▶

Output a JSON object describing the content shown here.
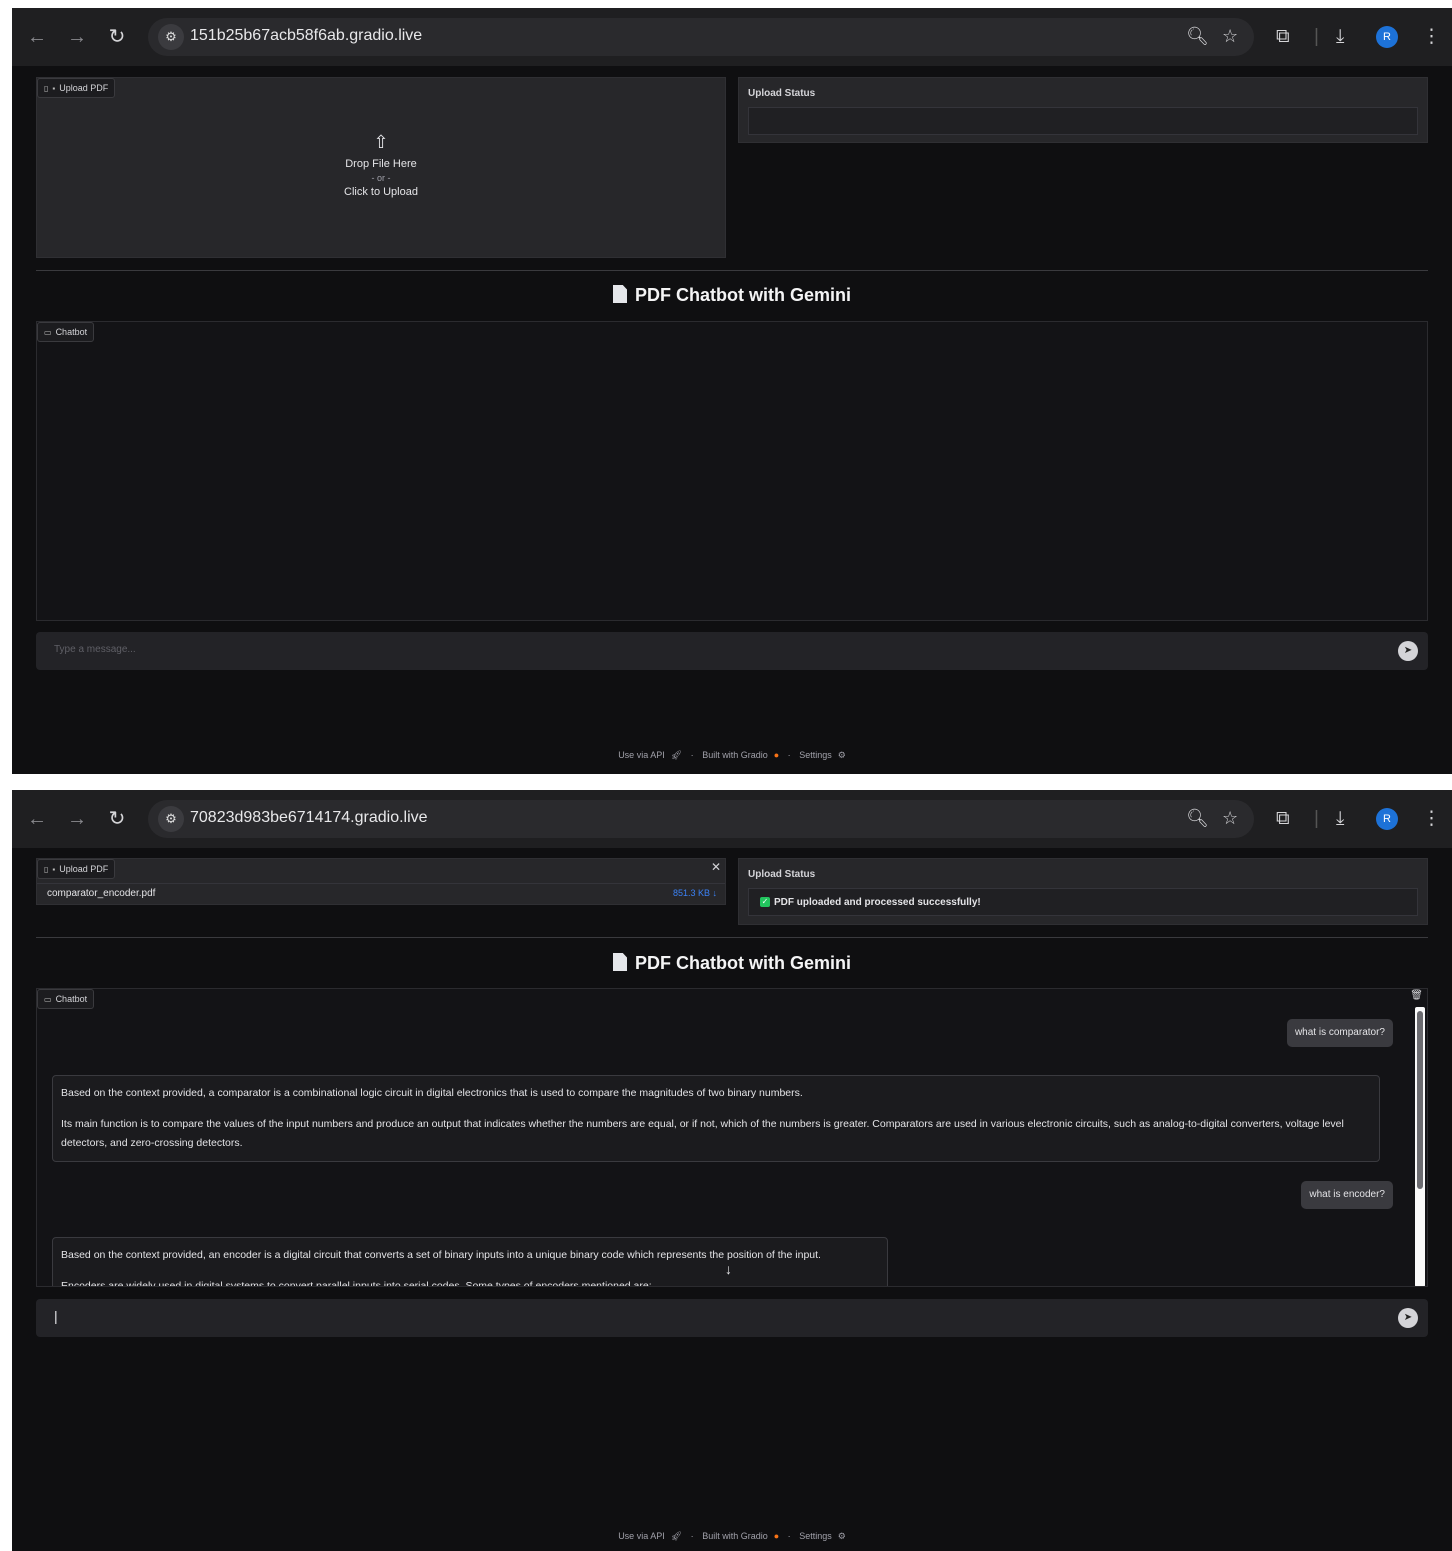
{
  "screens": [
    {
      "url": "151b25b67acb58f6ab.gradio.live",
      "upload": {
        "chip_label": "Upload PDF",
        "drop_text": "Drop File Here",
        "or_text": "- or -",
        "click_text": "Click to Upload"
      },
      "status": {
        "label": "Upload Status",
        "value": ""
      },
      "title": "PDF Chatbot with Gemini",
      "chatbot": {
        "chip_label": "Chatbot"
      },
      "input": {
        "placeholder": "Type a message...",
        "value": ""
      },
      "footer": {
        "api": "Use via API",
        "built": "Built with Gradio",
        "settings": "Settings"
      }
    },
    {
      "url": "70823d983be6714174.gradio.live",
      "upload": {
        "chip_label": "Upload PDF",
        "file_name": "comparator_encoder.pdf",
        "file_size": "851.3 KB ↓"
      },
      "status": {
        "label": "Upload Status",
        "value": "PDF uploaded and processed successfully!"
      },
      "title": "PDF Chatbot with Gemini",
      "chatbot": {
        "chip_label": "Chatbot",
        "messages": [
          {
            "role": "user",
            "text": "what is comparator?"
          },
          {
            "role": "bot",
            "paragraphs": [
              "Based on the context provided, a comparator is a combinational logic circuit in digital electronics that is used to compare the magnitudes of two binary numbers.",
              "Its main function is to compare the values of the input numbers and produce an output that indicates whether the numbers are equal, or if not, which of the numbers is greater. Comparators are used in various electronic circuits, such as analog-to-digital converters, voltage level detectors, and zero-crossing detectors."
            ]
          },
          {
            "role": "user",
            "text": "what is encoder?"
          },
          {
            "role": "bot",
            "paragraphs": [
              "Based on the context provided, an encoder is a digital circuit that converts a set of binary inputs into a unique binary code which represents the position of the input.",
              "Encoders are widely used in digital systems to convert parallel inputs into serial codes. Some types of encoders mentioned are:"
            ]
          }
        ]
      },
      "input": {
        "placeholder": "",
        "value": "|"
      },
      "footer": {
        "api": "Use via API",
        "built": "Built with Gradio",
        "settings": "Settings"
      }
    }
  ],
  "colors": {
    "background": "#0f0f11",
    "panel": "#27272a",
    "avatar": "#1d72d8",
    "success": "#22c55e"
  },
  "icons": {
    "avatar_letter": "R"
  }
}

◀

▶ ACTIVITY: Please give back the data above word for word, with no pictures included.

▶ SOLUTION TO THIS EXERCISE:
Output a JSON object describing the content shown here.
{
  "screens": [
    {
      "url": "151b25b67acb58f6ab.gradio.live",
      "upload": {
        "chip_label": "Upload PDF",
        "drop_text": "Drop File Here",
        "or_text": "- or -",
        "click_text": "Click to Upload"
      },
      "status": {
        "label": "Upload Status",
        "value": ""
      },
      "title": "PDF Chatbot with Gemini",
      "chatbot": {
        "chip_label": "Chatbot"
      },
      "input": {
        "placeholder": "Type a message...",
        "value": ""
      },
      "footer": {
        "api": "Use via API",
        "built": "Built with Gradio",
        "settings": "Settings"
      }
    },
    {
      "url": "70823d983be6714174.gradio.live",
      "upload": {
        "chip_label": "Upload PDF",
        "file_name": "comparator_encoder.pdf",
        "file_size": "851.3 KB ↓"
      },
      "status": {
        "label": "Upload Status",
        "value": "PDF uploaded and processed successfully!"
      },
      "title": "PDF Chatbot with Gemini",
      "chatbot": {
        "chip_label": "Chatbot",
        "messages": [
          {
            "role": "user",
            "text": "what is comparator?"
          },
          {
            "role": "bot",
            "paragraphs": [
              "Based on the context provided, a comparator is a combinational logic circuit in digital electronics that is used to compare the magnitudes of two binary numbers.",
              "Its main function is to compare the values of the input numbers and produce an output that indicates whether the numbers are equal, or if not, which of the numbers is greater. Comparators are used in various electronic circuits, such as analog-to-digital converters, voltage level detectors, and zero-crossing detectors."
            ]
          },
          {
            "role": "user",
            "text": "what is encoder?"
          },
          {
            "role": "bot",
            "paragraphs": [
              "Based on the context provided, an encoder is a digital circuit that converts a set of binary inputs into a unique binary code which represents the position of the input.",
              "Encoders are widely used in digital systems to convert parallel inputs into serial codes. Some types of encoders mentioned are:"
            ]
          }
        ]
      },
      "input": {
        "placeholder": "",
        "value": "|"
      },
      "footer": {
        "api": "Use via API",
        "built": "Built with Gradio",
        "settings": "Settings"
      }
    }
  ],
  "colors": {
    "background": "#0f0f11",
    "panel": "#27272a",
    "avatar": "#1d72d8",
    "success": "#22c55e"
  },
  "icons": {
    "avatar_letter": "R"
  }
}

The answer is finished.